### EXERCISE DESCRIPTION
All that is required is the number of lines in this listing that hold "subtitle".

# # # # # # #

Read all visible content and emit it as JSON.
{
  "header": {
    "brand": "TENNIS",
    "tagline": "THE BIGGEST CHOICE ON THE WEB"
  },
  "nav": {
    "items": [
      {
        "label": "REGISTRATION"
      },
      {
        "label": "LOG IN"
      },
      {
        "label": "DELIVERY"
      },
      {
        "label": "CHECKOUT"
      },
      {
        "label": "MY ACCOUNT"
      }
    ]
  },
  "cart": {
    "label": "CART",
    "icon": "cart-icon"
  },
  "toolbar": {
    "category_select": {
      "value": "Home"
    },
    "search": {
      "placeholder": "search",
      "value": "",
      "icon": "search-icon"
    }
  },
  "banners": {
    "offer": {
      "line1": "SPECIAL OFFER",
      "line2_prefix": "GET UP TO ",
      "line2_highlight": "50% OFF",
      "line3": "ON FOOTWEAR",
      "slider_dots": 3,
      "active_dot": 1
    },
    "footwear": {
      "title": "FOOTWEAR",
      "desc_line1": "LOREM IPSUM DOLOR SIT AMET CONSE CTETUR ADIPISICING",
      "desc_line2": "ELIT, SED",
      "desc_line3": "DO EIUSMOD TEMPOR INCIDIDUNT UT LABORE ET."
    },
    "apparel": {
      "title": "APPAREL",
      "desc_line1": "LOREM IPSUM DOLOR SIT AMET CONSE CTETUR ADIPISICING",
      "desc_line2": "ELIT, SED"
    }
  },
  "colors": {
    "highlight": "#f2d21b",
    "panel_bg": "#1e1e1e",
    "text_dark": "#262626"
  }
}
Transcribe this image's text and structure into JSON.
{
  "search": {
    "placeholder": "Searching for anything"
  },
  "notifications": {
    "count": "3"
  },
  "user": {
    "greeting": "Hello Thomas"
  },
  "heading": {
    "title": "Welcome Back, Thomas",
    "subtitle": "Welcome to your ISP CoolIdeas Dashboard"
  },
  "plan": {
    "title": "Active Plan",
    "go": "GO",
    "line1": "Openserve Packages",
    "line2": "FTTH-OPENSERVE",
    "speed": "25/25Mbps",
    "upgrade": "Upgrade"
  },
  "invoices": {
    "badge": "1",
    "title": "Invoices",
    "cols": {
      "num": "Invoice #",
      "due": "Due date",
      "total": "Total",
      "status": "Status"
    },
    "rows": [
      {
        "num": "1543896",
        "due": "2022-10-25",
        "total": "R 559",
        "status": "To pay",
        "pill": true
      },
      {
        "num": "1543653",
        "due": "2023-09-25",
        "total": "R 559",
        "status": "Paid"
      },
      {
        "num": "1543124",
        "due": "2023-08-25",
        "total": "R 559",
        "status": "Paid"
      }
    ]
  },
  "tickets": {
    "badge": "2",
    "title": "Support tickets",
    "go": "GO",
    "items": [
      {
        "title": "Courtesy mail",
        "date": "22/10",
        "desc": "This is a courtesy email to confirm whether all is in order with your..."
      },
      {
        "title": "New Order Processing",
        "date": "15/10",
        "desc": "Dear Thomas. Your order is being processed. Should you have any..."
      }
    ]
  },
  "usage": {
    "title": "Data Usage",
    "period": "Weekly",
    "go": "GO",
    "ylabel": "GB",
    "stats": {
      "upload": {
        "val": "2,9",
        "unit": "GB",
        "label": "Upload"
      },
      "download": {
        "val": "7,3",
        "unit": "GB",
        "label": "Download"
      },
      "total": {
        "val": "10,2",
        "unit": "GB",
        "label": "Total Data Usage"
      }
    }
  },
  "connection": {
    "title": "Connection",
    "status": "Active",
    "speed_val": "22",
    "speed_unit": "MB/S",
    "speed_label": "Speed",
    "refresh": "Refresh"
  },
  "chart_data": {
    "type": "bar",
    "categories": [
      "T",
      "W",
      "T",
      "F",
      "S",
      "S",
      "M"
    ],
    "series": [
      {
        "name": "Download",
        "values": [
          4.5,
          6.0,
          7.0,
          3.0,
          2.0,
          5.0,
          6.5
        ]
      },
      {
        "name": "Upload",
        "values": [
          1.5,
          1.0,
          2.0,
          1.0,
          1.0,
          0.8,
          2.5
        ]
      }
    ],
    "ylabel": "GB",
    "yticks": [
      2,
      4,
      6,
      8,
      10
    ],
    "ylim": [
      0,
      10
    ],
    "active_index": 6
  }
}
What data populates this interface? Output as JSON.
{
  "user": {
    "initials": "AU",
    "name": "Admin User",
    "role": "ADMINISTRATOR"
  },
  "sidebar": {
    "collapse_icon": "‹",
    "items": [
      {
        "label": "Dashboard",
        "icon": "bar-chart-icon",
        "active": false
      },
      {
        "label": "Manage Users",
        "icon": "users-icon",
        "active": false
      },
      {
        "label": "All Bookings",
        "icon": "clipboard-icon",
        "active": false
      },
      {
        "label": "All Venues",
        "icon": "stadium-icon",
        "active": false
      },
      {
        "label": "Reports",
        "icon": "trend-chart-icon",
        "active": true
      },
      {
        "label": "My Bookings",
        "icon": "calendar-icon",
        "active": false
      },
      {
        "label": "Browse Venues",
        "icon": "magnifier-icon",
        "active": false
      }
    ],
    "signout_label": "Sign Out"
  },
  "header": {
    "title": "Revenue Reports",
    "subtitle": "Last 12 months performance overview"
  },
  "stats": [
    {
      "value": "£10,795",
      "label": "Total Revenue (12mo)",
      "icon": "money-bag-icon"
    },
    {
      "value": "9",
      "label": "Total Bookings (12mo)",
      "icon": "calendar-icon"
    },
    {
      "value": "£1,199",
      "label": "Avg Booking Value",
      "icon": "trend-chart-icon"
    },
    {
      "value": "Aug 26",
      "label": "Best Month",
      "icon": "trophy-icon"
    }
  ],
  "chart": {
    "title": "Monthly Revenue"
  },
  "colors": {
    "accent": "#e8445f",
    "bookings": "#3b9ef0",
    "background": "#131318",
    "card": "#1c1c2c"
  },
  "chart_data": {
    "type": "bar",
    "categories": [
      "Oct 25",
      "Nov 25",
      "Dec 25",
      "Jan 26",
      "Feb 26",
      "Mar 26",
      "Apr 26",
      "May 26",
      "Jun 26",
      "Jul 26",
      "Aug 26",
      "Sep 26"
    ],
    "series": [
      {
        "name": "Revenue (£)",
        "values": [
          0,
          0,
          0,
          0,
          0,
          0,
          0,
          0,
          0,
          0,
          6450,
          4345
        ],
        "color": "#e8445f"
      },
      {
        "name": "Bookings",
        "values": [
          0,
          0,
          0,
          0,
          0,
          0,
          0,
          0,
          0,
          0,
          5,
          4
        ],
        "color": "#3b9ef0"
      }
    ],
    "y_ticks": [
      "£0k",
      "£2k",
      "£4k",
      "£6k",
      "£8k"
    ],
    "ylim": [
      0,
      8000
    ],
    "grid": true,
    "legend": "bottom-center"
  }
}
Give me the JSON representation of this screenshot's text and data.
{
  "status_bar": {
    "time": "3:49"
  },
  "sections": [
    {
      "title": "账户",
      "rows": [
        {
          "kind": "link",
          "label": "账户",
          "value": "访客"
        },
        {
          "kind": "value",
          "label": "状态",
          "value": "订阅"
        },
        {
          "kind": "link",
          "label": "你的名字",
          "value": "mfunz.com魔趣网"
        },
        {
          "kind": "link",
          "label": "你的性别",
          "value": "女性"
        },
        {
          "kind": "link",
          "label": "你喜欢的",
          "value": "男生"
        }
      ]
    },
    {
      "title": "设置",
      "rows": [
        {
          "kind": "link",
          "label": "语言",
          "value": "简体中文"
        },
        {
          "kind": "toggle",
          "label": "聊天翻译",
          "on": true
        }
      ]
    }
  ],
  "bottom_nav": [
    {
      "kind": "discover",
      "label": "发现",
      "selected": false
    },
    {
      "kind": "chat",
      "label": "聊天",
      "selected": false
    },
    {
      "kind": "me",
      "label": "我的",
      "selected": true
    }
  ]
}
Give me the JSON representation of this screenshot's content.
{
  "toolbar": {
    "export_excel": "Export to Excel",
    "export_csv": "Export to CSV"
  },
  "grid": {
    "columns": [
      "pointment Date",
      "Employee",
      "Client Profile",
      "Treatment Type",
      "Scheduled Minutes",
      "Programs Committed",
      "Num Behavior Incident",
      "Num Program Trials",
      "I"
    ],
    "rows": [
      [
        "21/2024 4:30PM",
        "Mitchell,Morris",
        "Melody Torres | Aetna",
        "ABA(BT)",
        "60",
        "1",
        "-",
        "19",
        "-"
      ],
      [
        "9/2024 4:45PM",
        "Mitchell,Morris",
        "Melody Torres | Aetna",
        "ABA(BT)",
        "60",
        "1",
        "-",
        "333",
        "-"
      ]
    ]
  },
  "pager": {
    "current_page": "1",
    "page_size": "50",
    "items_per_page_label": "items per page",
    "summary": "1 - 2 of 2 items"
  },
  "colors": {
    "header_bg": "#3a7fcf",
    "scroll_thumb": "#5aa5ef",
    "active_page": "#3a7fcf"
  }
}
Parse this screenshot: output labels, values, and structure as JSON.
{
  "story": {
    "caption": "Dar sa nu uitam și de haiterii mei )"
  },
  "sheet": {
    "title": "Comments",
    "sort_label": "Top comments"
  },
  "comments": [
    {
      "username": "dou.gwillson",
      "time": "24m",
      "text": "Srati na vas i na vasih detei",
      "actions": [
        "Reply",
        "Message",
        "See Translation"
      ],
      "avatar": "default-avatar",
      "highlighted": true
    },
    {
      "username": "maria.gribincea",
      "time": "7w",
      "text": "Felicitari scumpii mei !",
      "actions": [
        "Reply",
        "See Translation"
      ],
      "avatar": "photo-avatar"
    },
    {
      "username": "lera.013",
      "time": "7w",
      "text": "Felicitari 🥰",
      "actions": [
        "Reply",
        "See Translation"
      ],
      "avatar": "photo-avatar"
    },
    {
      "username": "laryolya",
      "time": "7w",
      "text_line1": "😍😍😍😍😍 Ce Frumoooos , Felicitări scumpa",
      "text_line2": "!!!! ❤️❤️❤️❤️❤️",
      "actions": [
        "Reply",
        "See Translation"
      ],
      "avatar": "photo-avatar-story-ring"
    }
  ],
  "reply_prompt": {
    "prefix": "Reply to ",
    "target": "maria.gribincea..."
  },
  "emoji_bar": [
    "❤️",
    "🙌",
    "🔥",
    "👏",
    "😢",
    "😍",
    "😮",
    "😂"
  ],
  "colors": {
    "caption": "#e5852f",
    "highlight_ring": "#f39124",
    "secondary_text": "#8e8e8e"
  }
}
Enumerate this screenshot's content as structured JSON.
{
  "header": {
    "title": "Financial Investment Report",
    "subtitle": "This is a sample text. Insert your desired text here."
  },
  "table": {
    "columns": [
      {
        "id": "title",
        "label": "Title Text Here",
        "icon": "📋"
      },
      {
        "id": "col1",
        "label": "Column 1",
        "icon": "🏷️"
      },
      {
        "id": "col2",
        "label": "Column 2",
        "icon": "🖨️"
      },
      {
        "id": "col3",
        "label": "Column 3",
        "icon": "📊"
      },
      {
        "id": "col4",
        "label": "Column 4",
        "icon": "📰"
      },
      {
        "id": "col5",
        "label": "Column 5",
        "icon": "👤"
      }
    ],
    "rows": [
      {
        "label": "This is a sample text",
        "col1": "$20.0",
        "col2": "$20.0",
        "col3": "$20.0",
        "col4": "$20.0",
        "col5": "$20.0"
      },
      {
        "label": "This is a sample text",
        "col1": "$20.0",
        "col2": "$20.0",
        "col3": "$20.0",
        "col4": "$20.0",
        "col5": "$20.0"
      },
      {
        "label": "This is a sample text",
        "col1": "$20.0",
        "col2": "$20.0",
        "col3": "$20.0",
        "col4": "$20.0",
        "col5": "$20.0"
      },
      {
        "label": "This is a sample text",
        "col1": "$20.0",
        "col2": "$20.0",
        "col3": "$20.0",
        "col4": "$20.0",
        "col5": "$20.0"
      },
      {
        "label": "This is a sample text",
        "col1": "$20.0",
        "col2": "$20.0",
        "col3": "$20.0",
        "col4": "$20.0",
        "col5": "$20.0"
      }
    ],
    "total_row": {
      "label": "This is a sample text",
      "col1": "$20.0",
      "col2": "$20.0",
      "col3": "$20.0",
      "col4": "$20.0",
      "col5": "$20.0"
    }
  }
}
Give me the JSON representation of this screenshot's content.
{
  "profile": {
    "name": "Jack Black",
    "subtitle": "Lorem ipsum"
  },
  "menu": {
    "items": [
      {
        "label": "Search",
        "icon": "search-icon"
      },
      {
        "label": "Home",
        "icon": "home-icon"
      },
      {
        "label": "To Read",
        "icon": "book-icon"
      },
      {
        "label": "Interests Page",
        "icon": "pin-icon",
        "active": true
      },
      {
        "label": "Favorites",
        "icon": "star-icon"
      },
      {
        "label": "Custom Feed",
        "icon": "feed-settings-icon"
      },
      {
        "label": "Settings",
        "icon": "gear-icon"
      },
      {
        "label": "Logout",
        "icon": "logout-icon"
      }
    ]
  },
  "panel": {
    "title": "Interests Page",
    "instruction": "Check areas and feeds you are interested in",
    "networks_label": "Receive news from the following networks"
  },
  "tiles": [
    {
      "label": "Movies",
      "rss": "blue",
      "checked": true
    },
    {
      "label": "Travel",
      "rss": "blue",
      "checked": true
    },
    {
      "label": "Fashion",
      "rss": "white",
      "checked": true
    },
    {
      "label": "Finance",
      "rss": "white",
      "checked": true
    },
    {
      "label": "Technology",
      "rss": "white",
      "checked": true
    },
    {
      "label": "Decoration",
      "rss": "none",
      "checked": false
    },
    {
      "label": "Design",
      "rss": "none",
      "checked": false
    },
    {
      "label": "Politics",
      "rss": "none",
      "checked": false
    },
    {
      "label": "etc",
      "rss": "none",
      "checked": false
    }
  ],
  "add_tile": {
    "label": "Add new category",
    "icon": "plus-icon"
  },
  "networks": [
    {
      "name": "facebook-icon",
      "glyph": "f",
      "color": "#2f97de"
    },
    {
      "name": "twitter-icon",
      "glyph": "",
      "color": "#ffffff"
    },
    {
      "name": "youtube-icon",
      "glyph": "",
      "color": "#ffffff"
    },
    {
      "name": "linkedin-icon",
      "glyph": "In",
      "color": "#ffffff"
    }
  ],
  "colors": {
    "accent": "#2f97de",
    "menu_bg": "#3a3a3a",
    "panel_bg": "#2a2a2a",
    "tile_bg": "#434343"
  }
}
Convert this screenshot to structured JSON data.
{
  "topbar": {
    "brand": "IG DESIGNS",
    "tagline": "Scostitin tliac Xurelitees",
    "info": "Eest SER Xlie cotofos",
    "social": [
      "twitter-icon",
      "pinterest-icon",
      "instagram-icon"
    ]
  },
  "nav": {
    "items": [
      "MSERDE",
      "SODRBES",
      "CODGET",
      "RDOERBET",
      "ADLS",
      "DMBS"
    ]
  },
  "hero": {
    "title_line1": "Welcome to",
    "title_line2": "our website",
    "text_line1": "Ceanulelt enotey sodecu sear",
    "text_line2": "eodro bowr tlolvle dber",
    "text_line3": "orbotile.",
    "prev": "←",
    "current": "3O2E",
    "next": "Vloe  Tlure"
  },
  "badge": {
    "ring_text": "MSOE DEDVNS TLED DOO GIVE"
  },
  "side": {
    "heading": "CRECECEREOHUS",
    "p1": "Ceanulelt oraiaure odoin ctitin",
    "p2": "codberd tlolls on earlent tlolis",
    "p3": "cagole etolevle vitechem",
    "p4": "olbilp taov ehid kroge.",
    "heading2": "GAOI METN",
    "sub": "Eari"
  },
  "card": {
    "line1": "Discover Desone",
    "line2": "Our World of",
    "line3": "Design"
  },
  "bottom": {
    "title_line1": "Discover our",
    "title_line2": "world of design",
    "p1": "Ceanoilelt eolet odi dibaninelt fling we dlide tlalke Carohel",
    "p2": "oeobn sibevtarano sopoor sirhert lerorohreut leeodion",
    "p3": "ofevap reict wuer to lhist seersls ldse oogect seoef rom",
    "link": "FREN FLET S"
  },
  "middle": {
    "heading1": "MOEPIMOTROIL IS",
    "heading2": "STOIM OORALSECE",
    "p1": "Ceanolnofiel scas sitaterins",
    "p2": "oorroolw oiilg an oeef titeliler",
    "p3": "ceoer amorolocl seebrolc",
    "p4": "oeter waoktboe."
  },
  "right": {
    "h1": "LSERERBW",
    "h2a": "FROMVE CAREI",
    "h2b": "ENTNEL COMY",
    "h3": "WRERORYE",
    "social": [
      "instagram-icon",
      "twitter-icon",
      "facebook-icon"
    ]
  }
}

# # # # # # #

### REPLY
4